:: TASK INSTRUCTIONS ::
Return, from the data that follows, each line that holds the word "true".

(Saved entries)
------------------------------------------------------------
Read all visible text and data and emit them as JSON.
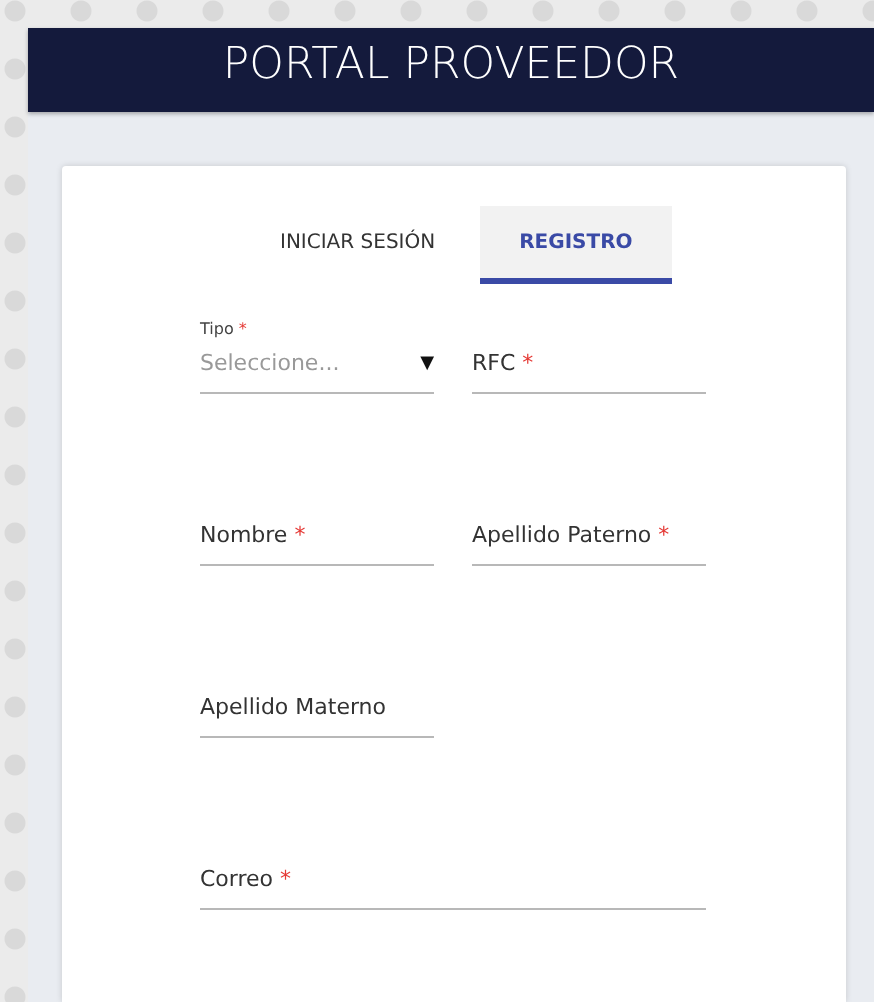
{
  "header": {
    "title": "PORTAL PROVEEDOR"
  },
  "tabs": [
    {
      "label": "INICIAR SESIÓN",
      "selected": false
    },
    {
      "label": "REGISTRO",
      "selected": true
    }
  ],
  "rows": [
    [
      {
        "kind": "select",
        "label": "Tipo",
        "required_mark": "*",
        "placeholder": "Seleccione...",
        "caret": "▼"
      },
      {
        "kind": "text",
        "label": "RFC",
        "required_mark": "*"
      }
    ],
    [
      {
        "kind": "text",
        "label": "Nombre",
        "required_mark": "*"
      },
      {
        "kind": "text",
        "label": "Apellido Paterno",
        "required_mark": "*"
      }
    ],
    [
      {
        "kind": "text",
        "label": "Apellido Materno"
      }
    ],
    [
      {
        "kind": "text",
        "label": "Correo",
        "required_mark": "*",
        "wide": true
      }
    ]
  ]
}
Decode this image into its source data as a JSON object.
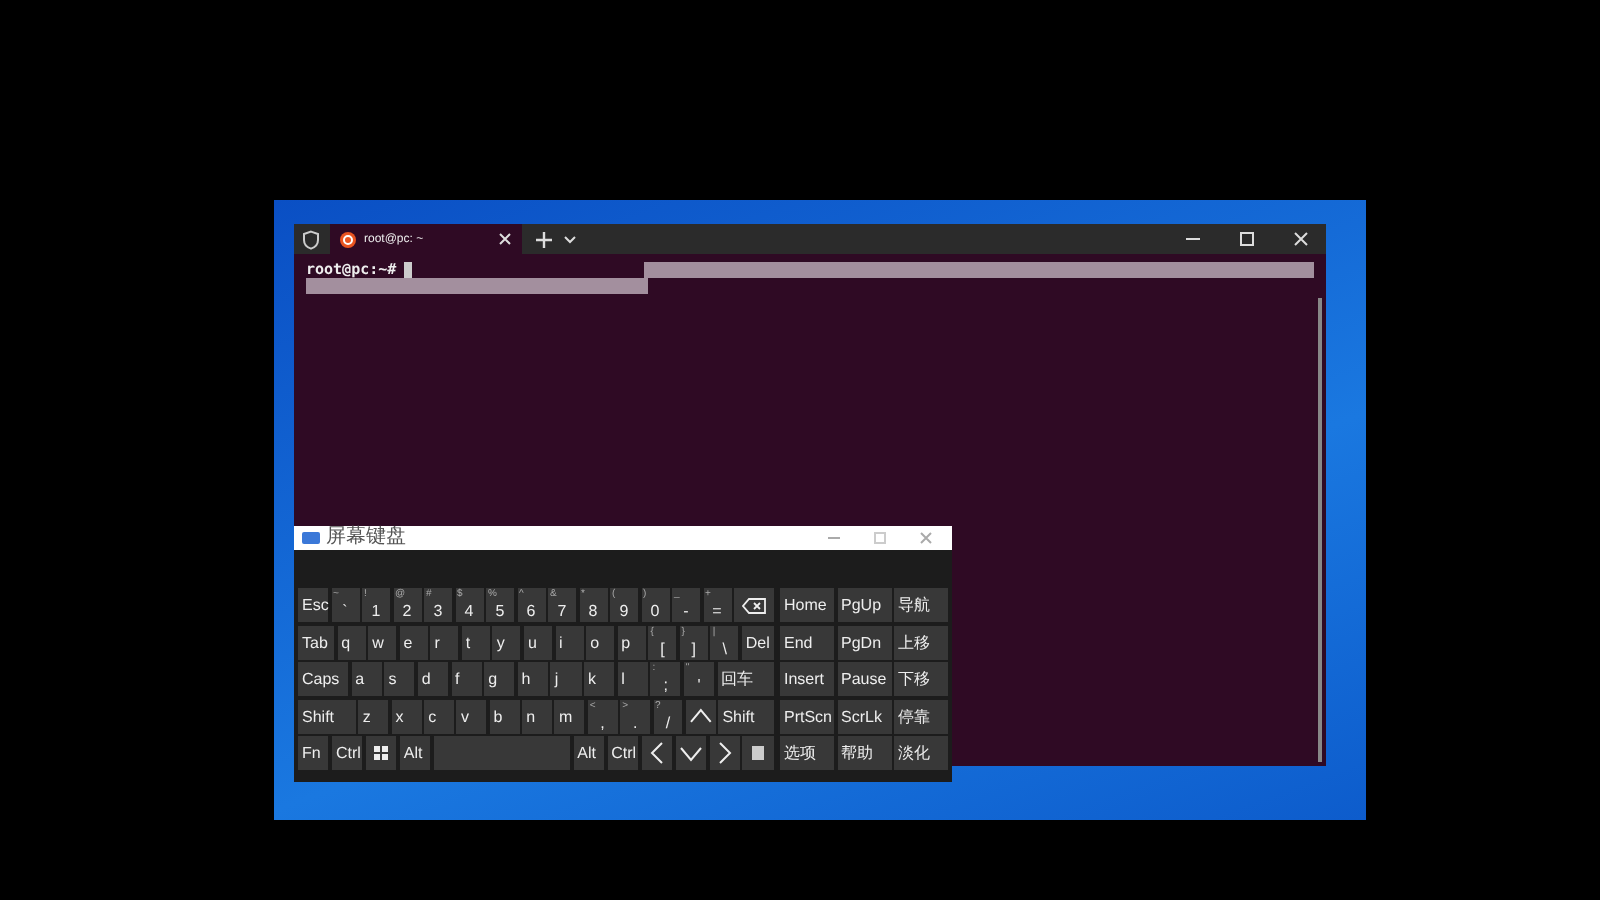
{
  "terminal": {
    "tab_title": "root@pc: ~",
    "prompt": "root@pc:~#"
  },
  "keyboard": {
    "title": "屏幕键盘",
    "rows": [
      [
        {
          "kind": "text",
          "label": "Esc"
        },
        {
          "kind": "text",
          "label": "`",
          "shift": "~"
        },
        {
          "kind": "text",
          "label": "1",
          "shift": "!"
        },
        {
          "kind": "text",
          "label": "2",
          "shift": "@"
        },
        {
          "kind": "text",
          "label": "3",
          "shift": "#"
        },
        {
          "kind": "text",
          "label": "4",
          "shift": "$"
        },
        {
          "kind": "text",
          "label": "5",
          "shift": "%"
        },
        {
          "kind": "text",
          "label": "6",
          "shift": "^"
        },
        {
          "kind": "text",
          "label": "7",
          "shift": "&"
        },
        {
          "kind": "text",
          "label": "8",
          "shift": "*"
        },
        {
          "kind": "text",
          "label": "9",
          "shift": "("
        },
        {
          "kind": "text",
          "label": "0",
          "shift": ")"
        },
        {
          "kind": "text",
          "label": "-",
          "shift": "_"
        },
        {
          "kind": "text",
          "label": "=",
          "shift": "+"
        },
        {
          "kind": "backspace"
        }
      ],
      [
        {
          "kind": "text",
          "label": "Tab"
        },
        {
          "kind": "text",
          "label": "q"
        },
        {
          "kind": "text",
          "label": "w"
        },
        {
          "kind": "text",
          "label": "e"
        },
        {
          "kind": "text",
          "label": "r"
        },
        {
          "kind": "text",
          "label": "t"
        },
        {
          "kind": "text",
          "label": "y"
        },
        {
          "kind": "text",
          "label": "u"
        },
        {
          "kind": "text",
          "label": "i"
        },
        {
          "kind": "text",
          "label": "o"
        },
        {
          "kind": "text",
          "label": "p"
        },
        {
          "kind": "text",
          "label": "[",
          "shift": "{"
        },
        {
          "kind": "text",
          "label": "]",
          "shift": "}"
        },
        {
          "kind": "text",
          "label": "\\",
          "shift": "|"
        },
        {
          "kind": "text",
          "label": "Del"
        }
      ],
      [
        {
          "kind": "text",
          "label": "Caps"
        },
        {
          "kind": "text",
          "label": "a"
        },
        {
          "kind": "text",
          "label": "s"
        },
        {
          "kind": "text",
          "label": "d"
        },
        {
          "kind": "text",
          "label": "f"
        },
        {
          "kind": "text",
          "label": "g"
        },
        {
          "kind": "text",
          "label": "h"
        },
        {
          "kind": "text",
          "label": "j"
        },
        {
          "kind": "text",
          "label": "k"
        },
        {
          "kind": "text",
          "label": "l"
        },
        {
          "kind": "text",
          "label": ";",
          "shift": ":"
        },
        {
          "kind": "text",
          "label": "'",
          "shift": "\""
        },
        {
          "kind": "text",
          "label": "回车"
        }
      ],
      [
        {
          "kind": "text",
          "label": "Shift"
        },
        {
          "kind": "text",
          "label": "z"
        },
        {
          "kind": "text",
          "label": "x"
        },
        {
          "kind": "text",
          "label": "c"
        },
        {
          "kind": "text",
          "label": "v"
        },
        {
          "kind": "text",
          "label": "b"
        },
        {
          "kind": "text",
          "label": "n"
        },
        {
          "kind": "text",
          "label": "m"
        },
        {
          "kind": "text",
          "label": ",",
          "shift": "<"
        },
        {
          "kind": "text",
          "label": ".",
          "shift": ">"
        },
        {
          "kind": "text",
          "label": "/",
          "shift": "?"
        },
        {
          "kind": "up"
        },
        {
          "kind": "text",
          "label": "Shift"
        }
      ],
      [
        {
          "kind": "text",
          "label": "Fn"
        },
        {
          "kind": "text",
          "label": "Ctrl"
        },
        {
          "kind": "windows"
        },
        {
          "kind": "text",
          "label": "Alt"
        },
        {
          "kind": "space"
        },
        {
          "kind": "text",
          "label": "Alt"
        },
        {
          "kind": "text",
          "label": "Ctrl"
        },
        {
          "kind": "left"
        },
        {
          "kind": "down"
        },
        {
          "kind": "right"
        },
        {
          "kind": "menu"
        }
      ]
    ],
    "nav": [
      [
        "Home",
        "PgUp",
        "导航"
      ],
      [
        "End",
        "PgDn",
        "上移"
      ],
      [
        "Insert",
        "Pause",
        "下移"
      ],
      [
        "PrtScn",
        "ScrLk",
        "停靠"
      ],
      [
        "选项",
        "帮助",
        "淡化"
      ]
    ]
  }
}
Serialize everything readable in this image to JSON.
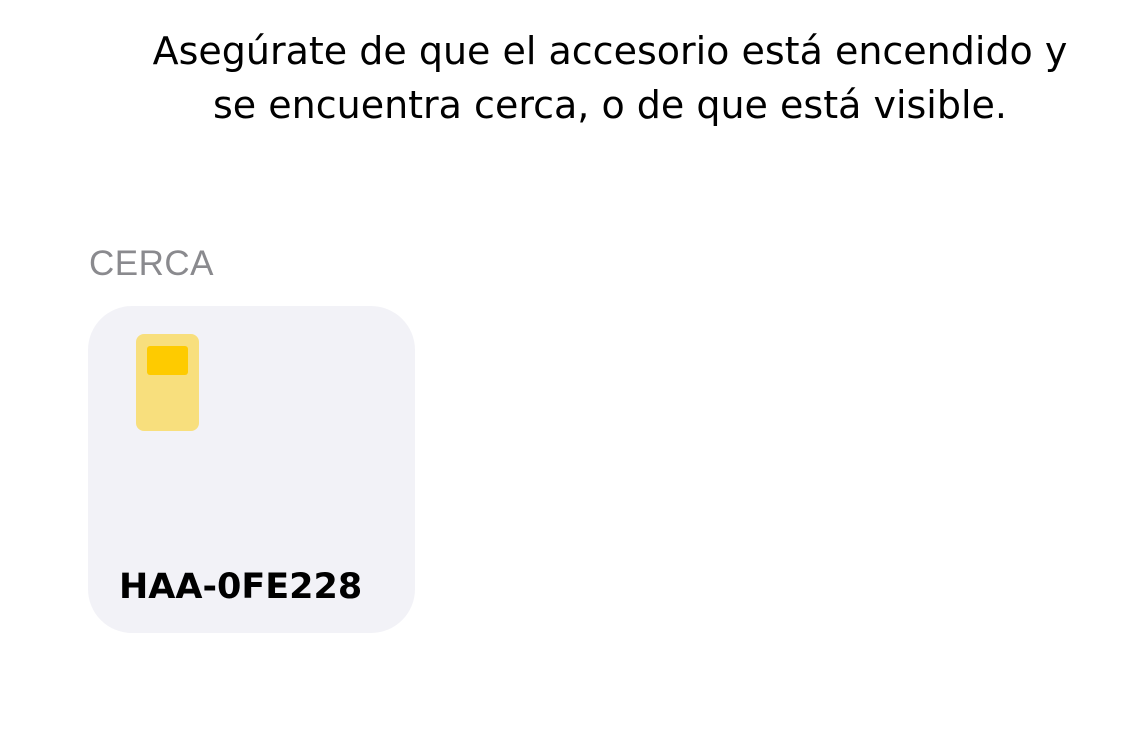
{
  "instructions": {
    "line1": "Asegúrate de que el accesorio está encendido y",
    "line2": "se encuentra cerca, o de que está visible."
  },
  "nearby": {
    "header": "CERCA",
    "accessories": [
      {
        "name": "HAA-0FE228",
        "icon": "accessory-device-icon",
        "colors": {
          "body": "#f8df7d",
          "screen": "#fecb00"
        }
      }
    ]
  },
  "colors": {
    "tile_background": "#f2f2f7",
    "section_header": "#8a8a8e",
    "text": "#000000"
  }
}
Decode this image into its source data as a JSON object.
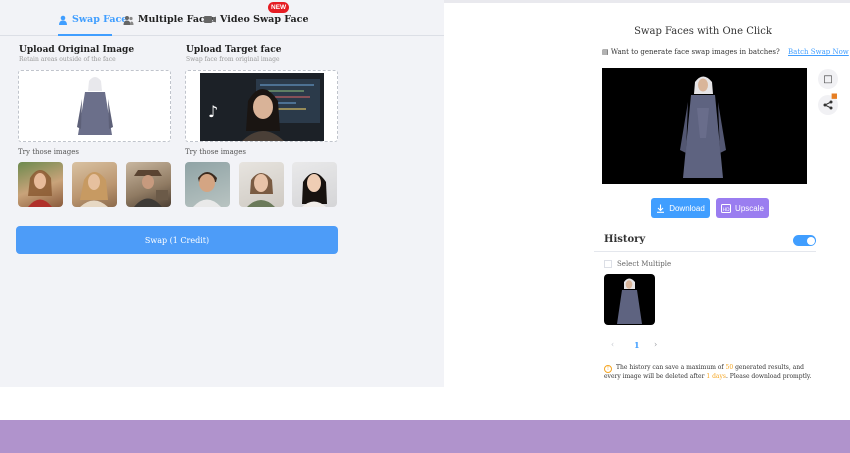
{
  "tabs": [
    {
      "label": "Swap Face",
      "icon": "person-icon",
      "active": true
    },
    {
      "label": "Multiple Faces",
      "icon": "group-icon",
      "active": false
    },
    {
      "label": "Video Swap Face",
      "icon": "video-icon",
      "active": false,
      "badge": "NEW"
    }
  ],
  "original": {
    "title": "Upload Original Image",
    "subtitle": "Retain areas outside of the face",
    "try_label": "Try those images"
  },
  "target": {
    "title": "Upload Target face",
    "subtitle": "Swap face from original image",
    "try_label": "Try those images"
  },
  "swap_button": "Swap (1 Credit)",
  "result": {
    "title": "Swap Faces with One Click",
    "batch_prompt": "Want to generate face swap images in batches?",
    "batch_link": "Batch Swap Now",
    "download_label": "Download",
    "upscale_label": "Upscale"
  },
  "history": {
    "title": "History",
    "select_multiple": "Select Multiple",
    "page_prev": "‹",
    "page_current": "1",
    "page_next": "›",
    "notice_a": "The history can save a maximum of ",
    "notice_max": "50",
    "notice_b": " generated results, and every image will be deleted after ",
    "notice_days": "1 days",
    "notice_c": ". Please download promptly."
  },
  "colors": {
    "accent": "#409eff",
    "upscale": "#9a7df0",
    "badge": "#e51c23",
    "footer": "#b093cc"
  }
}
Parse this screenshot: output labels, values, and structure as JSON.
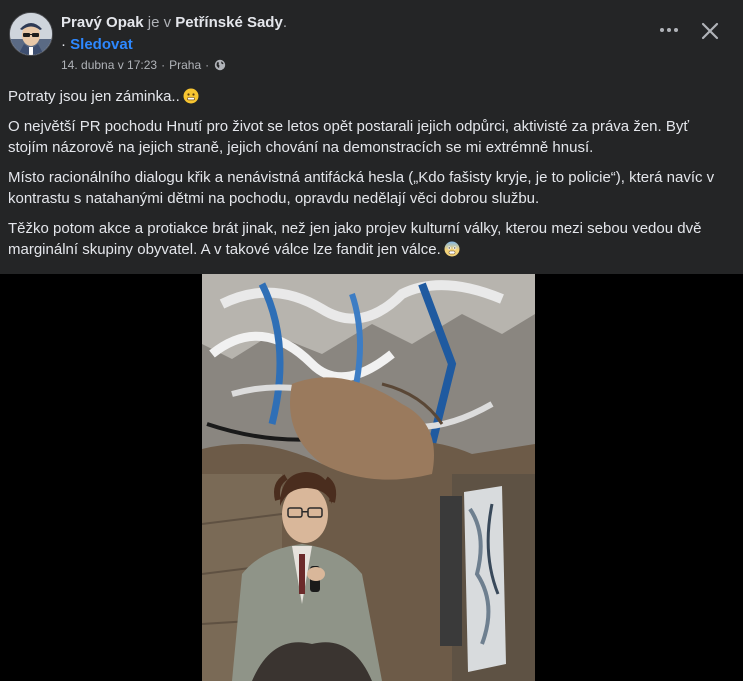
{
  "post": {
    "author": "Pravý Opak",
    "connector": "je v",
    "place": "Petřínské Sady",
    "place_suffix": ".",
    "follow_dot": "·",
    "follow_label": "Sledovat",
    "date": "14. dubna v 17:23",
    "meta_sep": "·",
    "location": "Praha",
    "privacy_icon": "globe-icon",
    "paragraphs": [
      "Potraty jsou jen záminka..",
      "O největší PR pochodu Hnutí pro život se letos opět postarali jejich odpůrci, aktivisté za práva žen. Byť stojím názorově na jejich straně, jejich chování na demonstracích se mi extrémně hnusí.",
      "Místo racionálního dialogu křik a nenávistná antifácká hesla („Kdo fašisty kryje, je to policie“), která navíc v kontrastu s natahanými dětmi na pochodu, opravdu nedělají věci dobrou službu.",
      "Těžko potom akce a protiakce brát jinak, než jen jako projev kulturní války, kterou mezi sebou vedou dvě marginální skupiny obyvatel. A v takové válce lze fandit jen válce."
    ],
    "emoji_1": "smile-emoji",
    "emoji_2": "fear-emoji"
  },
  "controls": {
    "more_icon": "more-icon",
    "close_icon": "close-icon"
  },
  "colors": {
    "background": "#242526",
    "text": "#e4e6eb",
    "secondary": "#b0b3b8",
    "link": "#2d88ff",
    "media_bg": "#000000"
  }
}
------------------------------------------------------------
:: SOLUTION ::
      "selected": true
        "wide": true
      "active": true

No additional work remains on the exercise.